_THE TASK:_
The answer should match the entries that follow exactly, except that no image appears in it.

Excerpts from an interface dataset
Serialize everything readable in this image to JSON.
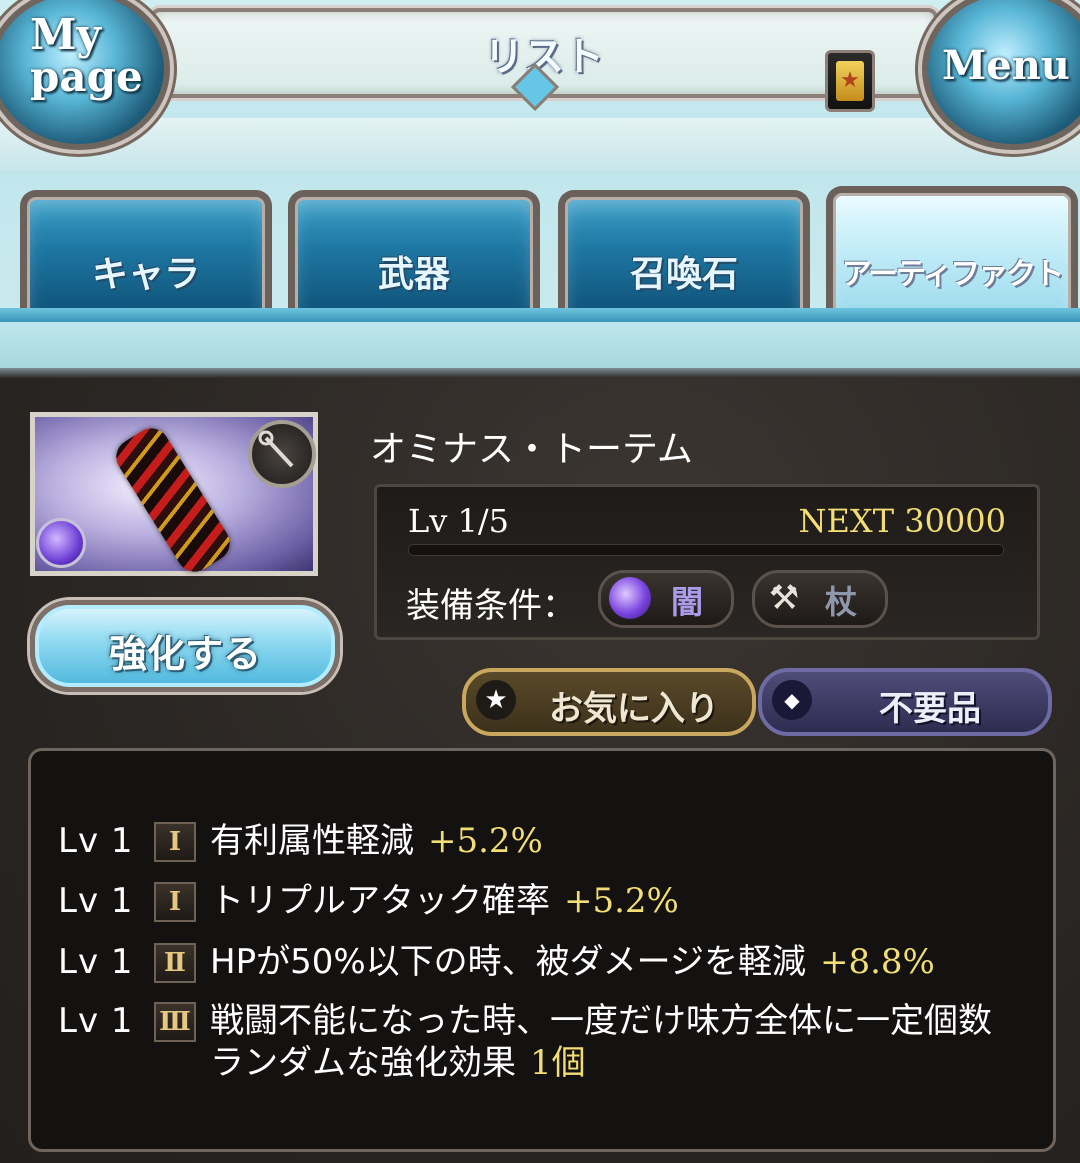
{
  "header": {
    "title": "リスト",
    "mypage_label_line1": "My",
    "mypage_label_line2": "page",
    "menu_label": "Menu"
  },
  "tabs": [
    {
      "label": "キャラ",
      "active": false
    },
    {
      "label": "武器",
      "active": false
    },
    {
      "label": "召喚石",
      "active": false
    },
    {
      "label": "アーティファクト",
      "active": true
    }
  ],
  "item": {
    "name": "オミナス・トーテム",
    "level": "Lv 1/5",
    "next": "NEXT 30000",
    "exp_progress": 0,
    "equip_label": "装備条件：",
    "element": "闇",
    "weapon_type": "杖",
    "upgrade_label": "強化する",
    "favorite_label": "お気に入り",
    "junk_label": "不要品"
  },
  "skills": [
    {
      "lv": "Lv 1",
      "rank": "Ⅰ",
      "text": "有利属性軽減",
      "value": "+5.2%"
    },
    {
      "lv": "Lv 1",
      "rank": "Ⅰ",
      "text": "トリプルアタック確率",
      "value": "+5.2%"
    },
    {
      "lv": "Lv 1",
      "rank": "Ⅱ",
      "text": "HPが50%以下の時、被ダメージを軽減",
      "value": "+8.8%"
    },
    {
      "lv": "Lv 1",
      "rank": "Ⅲ",
      "text": "戦闘不能になった時、一度だけ味方全体に一定個数",
      "text2": "ランダムな強化効果",
      "value": "1個"
    }
  ],
  "colors": {
    "value_gold": "#f2de74",
    "tab_active": "#bdeaf6",
    "tab_inactive": "#1d76a1"
  }
}
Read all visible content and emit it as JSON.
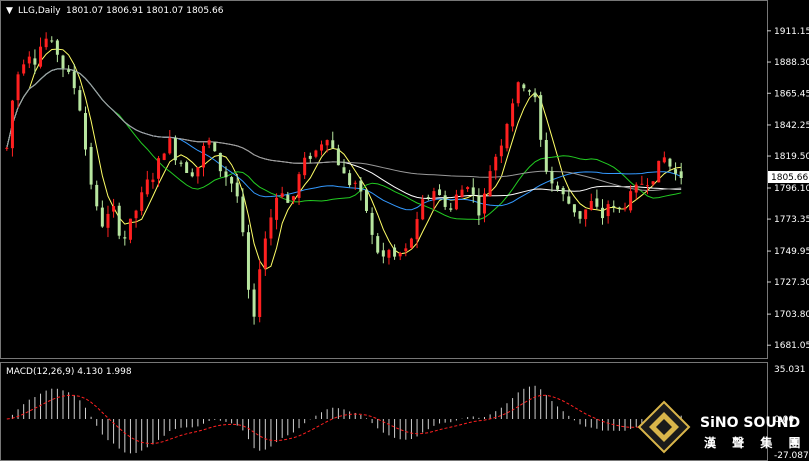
{
  "chart_data": [
    {
      "type": "candlestick",
      "title": "LLG,Daily",
      "ohlc_label": "1801.07 1806.91 1801.07 1805.66",
      "current_price": 1805.66,
      "ylim": [
        1679,
        1922
      ],
      "yticks": [
        "1911.15",
        "1888.30",
        "1865.45",
        "1842.25",
        "1819.50",
        "1796.10",
        "1773.35",
        "1749.95",
        "1727.30",
        "1703.80",
        "1681.05"
      ],
      "price_path": [
        1825,
        1860,
        1880,
        1890,
        1895,
        1890,
        1900,
        1905,
        1900,
        1895,
        1885,
        1878,
        1870,
        1855,
        1825,
        1800,
        1780,
        1770,
        1775,
        1780,
        1765,
        1760,
        1770,
        1780,
        1790,
        1800,
        1805,
        1815,
        1825,
        1830,
        1820,
        1815,
        1810,
        1808,
        1812,
        1825,
        1830,
        1820,
        1810,
        1805,
        1800,
        1790,
        1760,
        1720,
        1698,
        1740,
        1760,
        1775,
        1790,
        1795,
        1785,
        1790,
        1805,
        1815,
        1820,
        1823,
        1830,
        1835,
        1825,
        1815,
        1805,
        1800,
        1800,
        1790,
        1780,
        1760,
        1750,
        1745,
        1750,
        1745,
        1748,
        1750,
        1760,
        1770,
        1785,
        1790,
        1795,
        1790,
        1785,
        1780,
        1790,
        1795,
        1800,
        1790,
        1780,
        1790,
        1810,
        1820,
        1830,
        1845,
        1860,
        1870,
        1872,
        1868,
        1860,
        1830,
        1810,
        1800,
        1795,
        1790,
        1785,
        1780,
        1775,
        1780,
        1785,
        1780,
        1775,
        1785,
        1780,
        1780,
        1785,
        1790,
        1795,
        1800,
        1802,
        1805,
        1812,
        1818,
        1812,
        1806,
        1805
      ]
    },
    {
      "type": "macd",
      "title": "MACD(12,26,9) 4.130 1.998",
      "ylim": [
        -27.087,
        35.031
      ],
      "yticks": [
        "35.031",
        "0.00",
        "-27.087"
      ]
    }
  ],
  "colors": {
    "background": "#000000",
    "up": "#ff2020",
    "down": "#b8e6a0",
    "ma_fast": "#ffff66",
    "ma_slow": "#22cc22",
    "ma_blue": "#3399ff",
    "ma_white": "#ffffff",
    "ma_gray": "#999999",
    "macd_bar": "#d0d0d0",
    "signal": "#ff2020"
  },
  "logo": {
    "name": "SiNO SOUND",
    "chinese": "漢 聲 集 團"
  }
}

_TASK SOLUTION:_
Serialize everything readable in this image to JSON.
{
  "header": {
    "title": "リスト",
    "mypage_label_line1": "My",
    "mypage_label_line2": "page",
    "menu_label": "Menu"
  },
  "tabs": [
    {
      "label": "キャラ",
      "active": false
    },
    {
      "label": "武器",
      "active": false
    },
    {
      "label": "召喚石",
      "active": false
    },
    {
      "label": "アーティファクト",
      "active": true
    }
  ],
  "item": {
    "name": "オミナス・トーテム",
    "level": "Lv 1/5",
    "next": "NEXT 30000",
    "exp_progress": 0,
    "equip_label": "装備条件：",
    "element": "闇",
    "weapon_type": "杖",
    "upgrade_label": "強化する",
    "favorite_label": "お気に入り",
    "junk_label": "不要品"
  },
  "skills": [
    {
      "lv": "Lv 1",
      "rank": "Ⅰ",
      "text": "有利属性軽減",
      "value": "+5.2%"
    },
    {
      "lv": "Lv 1",
      "rank": "Ⅰ",
      "text": "トリプルアタック確率",
      "value": "+5.2%"
    },
    {
      "lv": "Lv 1",
      "rank": "Ⅱ",
      "text": "HPが50%以下の時、被ダメージを軽減",
      "value": "+8.8%"
    },
    {
      "lv": "Lv 1",
      "rank": "Ⅲ",
      "text": "戦闘不能になった時、一度だけ味方全体に一定個数",
      "text2": "ランダムな強化効果",
      "value": "1個"
    }
  ],
  "colors": {
    "value_gold": "#f2de74",
    "tab_active": "#bdeaf6",
    "tab_inactive": "#1d76a1"
  }
}
Read all visible content and emit it as JSON.
{
  "chart_data": [
    {
      "type": "candlestick",
      "title": "LLG,Daily",
      "ohlc_label": "1801.07 1806.91 1801.07 1805.66",
      "current_price": 1805.66,
      "ylim": [
        1679,
        1922
      ],
      "yticks": [
        "1911.15",
        "1888.30",
        "1865.45",
        "1842.25",
        "1819.50",
        "1796.10",
        "1773.35",
        "1749.95",
        "1727.30",
        "1703.80",
        "1681.05"
      ],
      "price_path": [
        1825,
        1860,
        1880,
        1890,
        1895,
        1890,
        1900,
        1905,
        1900,
        1895,
        1885,
        1878,
        1870,
        1855,
        1825,
        1800,
        1780,
        1770,
        1775,
        1780,
        1765,
        1760,
        1770,
        1780,
        1790,
        1800,
        1805,
        1815,
        1825,
        1830,
        1820,
        1815,
        1810,
        1808,
        1812,
        1825,
        1830,
        1820,
        1810,
        1805,
        1800,
        1790,
        1760,
        1720,
        1698,
        1740,
        1760,
        1775,
        1790,
        1795,
        1785,
        1790,
        1805,
        1815,
        1820,
        1823,
        1830,
        1835,
        1825,
        1815,
        1805,
        1800,
        1800,
        1790,
        1780,
        1760,
        1750,
        1745,
        1750,
        1745,
        1748,
        1750,
        1760,
        1770,
        1785,
        1790,
        1795,
        1790,
        1785,
        1780,
        1790,
        1795,
        1800,
        1790,
        1780,
        1790,
        1810,
        1820,
        1830,
        1845,
        1860,
        1870,
        1872,
        1868,
        1860,
        1830,
        1810,
        1800,
        1795,
        1790,
        1785,
        1780,
        1775,
        1780,
        1785,
        1780,
        1775,
        1785,
        1780,
        1780,
        1785,
        1790,
        1795,
        1800,
        1802,
        1805,
        1812,
        1818,
        1812,
        1806,
        1805
      ]
    },
    {
      "type": "macd",
      "title": "MACD(12,26,9) 4.130 1.998",
      "ylim": [
        -27.087,
        35.031
      ],
      "yticks": [
        "35.031",
        "0.00",
        "-27.087"
      ]
    }
  ],
  "colors": {
    "background": "#000000",
    "up": "#ff2020",
    "down": "#b8e6a0",
    "ma_fast": "#ffff66",
    "ma_slow": "#22cc22",
    "ma_blue": "#3399ff",
    "ma_white": "#ffffff",
    "ma_gray": "#999999",
    "macd_bar": "#d0d0d0",
    "signal": "#ff2020"
  },
  "logo": {
    "name": "SiNO SOUND",
    "chinese": "漢 聲 集 團"
  }
}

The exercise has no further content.